  • Purpose: The aim of this study is to quantify and to compare the dose enhancement factor from gold nanoparticles (AuNP) to tumor endothelial cells for different concentrations of AuNP, and clinical MV beam configurations. Methods: Tumor endothelial cells are modeled as slabs measuring 10 Multiplication-Sign 10 Multiplication-Sign 2 {mu}m. A spherical AuNP is simulated on the surface of the endothelial cell, within the blood vessel. 6 MV photon beams with and without the flattening filter are investigated for different field sizes, depths in material and beam modulation. The incident photon energy spectra for each configuration is generated using EGSnrc. Themore » dose enhancement in the tumor endothelial cell is found using an analytical calculation.

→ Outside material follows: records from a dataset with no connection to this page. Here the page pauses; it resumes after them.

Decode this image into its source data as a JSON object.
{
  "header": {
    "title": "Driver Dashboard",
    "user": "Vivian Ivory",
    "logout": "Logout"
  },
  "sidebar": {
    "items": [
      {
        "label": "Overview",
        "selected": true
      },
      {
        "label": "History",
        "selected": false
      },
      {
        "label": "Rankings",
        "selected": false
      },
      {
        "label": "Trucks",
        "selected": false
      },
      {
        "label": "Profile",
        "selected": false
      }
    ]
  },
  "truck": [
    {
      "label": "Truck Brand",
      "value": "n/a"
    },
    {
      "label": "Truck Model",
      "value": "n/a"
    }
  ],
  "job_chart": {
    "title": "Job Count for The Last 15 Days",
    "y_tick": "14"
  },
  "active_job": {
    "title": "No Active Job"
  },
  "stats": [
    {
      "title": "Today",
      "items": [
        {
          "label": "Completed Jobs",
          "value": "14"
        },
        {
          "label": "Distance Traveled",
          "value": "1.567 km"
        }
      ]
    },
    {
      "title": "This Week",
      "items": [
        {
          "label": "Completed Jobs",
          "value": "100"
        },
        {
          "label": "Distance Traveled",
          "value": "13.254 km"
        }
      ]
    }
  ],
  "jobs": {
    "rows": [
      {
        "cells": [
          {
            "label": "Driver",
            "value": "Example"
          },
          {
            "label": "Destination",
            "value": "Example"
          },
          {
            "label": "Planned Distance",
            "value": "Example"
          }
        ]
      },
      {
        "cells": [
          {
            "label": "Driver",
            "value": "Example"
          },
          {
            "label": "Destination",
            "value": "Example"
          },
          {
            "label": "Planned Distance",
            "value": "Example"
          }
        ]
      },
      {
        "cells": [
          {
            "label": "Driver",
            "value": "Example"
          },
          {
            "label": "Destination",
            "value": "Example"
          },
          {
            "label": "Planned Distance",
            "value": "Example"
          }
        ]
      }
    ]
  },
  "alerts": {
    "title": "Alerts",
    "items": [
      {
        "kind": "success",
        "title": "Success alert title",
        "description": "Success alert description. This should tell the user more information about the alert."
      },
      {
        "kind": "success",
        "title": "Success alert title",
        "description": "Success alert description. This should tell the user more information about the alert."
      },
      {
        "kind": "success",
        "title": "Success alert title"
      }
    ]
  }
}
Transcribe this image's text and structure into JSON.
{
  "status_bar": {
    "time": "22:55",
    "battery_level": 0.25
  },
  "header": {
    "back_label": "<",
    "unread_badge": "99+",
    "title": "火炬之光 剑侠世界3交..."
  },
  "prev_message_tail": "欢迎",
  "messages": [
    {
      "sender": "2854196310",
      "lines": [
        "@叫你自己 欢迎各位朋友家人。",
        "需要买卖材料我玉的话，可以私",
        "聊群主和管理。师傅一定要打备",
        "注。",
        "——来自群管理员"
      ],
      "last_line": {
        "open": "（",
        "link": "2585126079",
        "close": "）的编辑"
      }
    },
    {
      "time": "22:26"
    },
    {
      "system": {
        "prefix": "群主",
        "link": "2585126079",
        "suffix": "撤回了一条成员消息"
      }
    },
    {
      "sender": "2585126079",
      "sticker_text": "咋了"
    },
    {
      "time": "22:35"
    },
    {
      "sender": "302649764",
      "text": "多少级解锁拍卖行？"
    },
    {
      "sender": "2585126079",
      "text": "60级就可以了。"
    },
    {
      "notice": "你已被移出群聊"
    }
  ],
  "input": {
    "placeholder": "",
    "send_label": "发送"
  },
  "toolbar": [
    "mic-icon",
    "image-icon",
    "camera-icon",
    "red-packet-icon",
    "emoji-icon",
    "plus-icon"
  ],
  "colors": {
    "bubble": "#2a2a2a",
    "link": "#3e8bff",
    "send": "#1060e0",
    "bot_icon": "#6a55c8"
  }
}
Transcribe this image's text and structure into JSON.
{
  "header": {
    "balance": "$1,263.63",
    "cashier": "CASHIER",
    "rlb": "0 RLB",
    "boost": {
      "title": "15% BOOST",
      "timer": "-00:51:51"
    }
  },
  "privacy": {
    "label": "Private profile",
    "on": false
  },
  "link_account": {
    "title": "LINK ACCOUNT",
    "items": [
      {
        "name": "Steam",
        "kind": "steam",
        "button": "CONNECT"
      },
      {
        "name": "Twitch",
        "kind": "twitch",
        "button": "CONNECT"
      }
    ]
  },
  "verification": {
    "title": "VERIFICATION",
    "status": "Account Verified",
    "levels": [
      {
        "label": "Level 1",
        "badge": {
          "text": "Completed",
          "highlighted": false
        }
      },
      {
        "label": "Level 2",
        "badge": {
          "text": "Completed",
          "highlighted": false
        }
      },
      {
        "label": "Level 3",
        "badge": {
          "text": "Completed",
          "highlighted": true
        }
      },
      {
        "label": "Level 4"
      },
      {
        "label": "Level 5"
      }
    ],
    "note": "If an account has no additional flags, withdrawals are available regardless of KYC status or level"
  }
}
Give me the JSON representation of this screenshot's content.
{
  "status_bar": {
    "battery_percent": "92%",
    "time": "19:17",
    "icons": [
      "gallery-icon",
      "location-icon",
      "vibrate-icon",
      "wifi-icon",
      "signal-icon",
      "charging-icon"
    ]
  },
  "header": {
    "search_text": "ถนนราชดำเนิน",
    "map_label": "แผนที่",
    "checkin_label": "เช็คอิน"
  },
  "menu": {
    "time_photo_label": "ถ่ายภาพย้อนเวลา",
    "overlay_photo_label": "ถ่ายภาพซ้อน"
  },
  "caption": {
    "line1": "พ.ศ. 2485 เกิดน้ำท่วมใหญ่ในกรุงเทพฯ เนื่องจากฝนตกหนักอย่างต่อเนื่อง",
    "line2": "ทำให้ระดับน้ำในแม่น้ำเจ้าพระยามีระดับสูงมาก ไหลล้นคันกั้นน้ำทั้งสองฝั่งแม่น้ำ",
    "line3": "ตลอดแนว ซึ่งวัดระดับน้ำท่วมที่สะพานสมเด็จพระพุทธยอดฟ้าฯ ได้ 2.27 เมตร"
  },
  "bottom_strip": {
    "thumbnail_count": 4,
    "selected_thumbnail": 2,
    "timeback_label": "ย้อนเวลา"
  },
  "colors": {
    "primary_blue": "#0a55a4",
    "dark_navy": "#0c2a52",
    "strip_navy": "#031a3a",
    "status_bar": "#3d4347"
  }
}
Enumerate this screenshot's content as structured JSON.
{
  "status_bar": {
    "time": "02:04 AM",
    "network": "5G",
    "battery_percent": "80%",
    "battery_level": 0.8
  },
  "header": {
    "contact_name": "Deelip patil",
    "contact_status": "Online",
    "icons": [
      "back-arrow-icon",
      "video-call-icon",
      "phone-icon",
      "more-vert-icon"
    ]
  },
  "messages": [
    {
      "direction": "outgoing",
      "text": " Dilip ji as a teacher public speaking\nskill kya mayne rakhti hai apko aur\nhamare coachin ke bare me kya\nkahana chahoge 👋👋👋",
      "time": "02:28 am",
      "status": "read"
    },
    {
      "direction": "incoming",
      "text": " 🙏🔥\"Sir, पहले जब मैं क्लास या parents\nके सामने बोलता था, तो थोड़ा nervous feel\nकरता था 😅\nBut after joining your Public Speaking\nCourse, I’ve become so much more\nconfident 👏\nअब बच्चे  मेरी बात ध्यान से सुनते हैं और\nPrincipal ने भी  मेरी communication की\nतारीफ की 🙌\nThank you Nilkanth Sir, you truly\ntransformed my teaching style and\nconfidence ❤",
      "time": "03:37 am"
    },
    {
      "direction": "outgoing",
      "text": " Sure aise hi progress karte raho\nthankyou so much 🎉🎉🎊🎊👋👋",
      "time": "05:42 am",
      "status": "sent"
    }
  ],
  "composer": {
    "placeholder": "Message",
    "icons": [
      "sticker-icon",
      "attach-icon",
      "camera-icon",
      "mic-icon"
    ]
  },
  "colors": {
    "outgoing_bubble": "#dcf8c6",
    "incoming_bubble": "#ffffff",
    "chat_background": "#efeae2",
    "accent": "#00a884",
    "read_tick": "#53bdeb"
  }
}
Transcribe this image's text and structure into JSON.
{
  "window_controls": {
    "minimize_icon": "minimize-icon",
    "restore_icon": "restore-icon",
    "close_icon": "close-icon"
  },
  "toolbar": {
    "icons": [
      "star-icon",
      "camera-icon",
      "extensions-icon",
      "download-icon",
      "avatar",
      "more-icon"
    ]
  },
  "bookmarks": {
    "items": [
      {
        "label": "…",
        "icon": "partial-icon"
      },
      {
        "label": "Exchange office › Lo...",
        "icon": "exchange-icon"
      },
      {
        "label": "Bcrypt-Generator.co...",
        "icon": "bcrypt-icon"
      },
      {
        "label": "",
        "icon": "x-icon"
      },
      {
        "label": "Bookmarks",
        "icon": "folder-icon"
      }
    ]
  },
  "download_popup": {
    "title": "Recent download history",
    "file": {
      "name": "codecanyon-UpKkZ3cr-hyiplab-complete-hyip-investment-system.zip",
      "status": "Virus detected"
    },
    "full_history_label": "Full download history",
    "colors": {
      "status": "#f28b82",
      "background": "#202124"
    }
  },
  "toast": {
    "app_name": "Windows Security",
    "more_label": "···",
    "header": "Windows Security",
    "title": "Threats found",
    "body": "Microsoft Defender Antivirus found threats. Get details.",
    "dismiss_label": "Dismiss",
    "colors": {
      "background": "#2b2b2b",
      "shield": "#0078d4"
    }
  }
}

The endothelial dose enhancement factor is defined to be the ratio of the dose deposited with and without AuNPs. Results: It is found that clinical beam parameters may be chosen to maximize the effect of gold nanoparticles during radiotherapy. This effect is further amplified {approx}20% by the removal of the flattening filter. Modulation of the clinical beam with the multileaf collimator tends to decrease the proportion of low energy photons, therefore providing less enhancement than the corresponding open field. Conclusions: The results of this work predict a dose enhancement to tumor blood vessel endothelial cells using conventional therapeutic (MV) x-rays and quantify the relative change in enhancement with treatment depth and field size.« less